» STUDY MATERIAL:
*** Begin section ***

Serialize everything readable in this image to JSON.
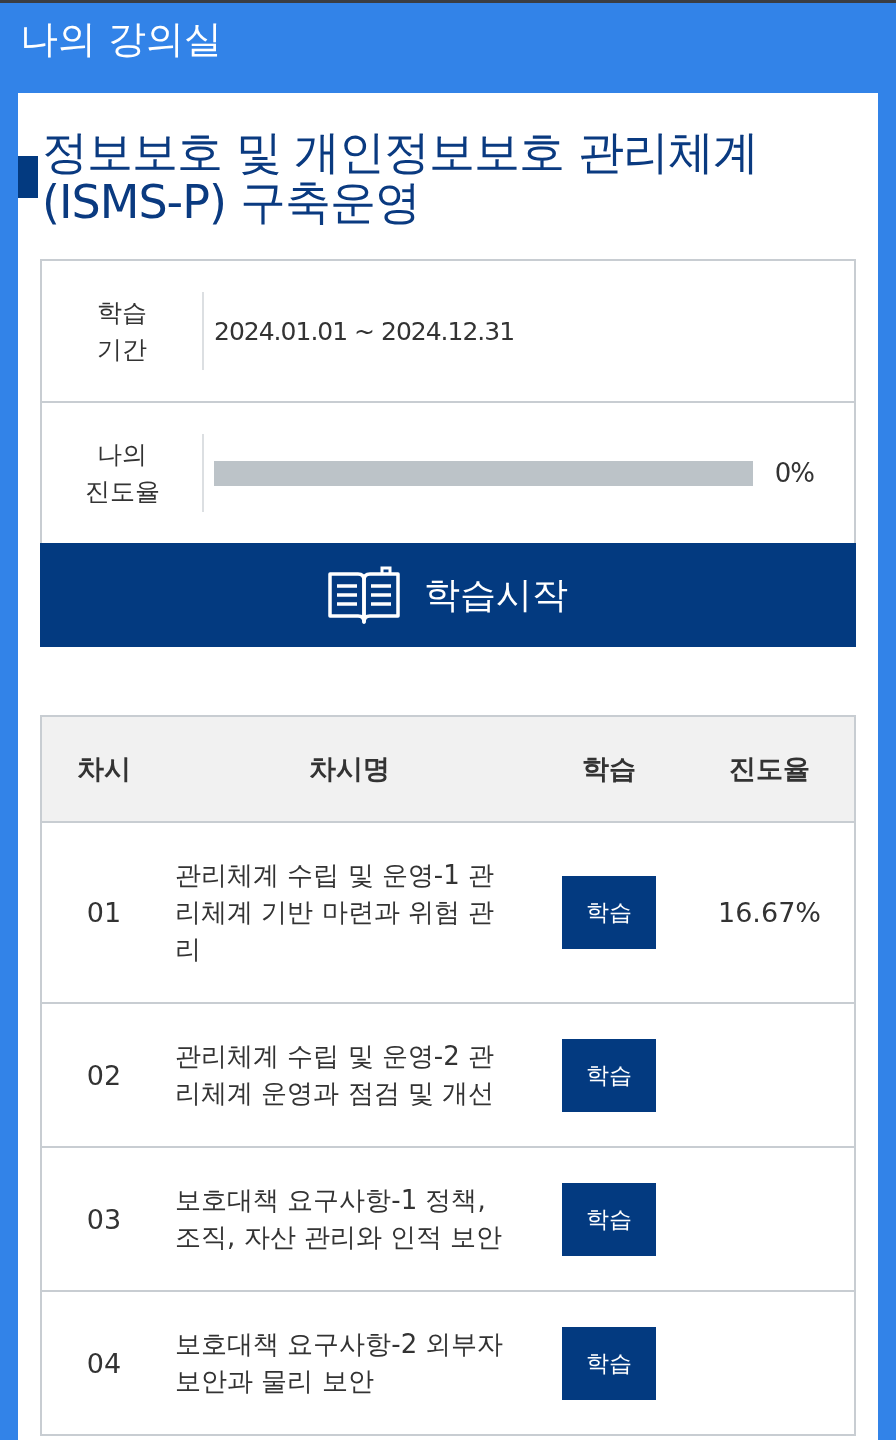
{
  "header": {
    "title": "나의 강의실"
  },
  "course": {
    "title": "정보보호 및 개인정보보호 관리체계 (ISMS-P) 구축운영"
  },
  "info": {
    "period_label": "학습 기간",
    "period": "2024.01.01 ~ 2024.12.31",
    "progress_label": "나의 진도율",
    "progress": {
      "level": 0,
      "reading": "0%"
    }
  },
  "start_button": {
    "label": "학습시작"
  },
  "lessons": {
    "columns": [
      "차시",
      "차시명",
      "학습",
      "진도율"
    ],
    "rows": [
      {
        "number": "01",
        "title": "관리체계 수립 및 운영-1 관리체계 기반 마련과 위험 관리",
        "button": "학습",
        "rate": "16.67%"
      },
      {
        "number": "02",
        "title": "관리체계 수립 및 운영-2 관리체계 운영과 점검 및 개선",
        "button": "학습"
      },
      {
        "number": "03",
        "title": "보호대책 요구사항-1 정책, 조직, 자산 관리와 인적 보안",
        "button": "학습"
      },
      {
        "number": "04",
        "title": "보호대책 요구사항-2 외부자 보안과 물리 보안",
        "button": "학습"
      }
    ]
  }
}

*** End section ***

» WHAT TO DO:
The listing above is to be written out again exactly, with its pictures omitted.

» OUTPUT OF THE EXERCISE:
Serialize everything readable in this image to JSON.
{
  "header": {
    "title": "나의 강의실"
  },
  "course": {
    "title": "정보보호 및 개인정보보호 관리체계 (ISMS-P) 구축운영"
  },
  "info": {
    "period_label": "학습 기간",
    "period": "2024.01.01 ~ 2024.12.31",
    "progress_label": "나의 진도율",
    "progress": {
      "level": 0,
      "reading": "0%"
    }
  },
  "start_button": {
    "label": "학습시작"
  },
  "lessons": {
    "columns": [
      "차시",
      "차시명",
      "학습",
      "진도율"
    ],
    "rows": [
      {
        "number": "01",
        "title": "관리체계 수립 및 운영-1 관리체계 기반 마련과 위험 관리",
        "button": "학습",
        "rate": "16.67%"
      },
      {
        "number": "02",
        "title": "관리체계 수립 및 운영-2 관리체계 운영과 점검 및 개선",
        "button": "학습"
      },
      {
        "number": "03",
        "title": "보호대책 요구사항-1 정책, 조직, 자산 관리와 인적 보안",
        "button": "학습"
      },
      {
        "number": "04",
        "title": "보호대책 요구사항-2 외부자 보안과 물리 보안",
        "button": "학습"
      }
    ]
  }
}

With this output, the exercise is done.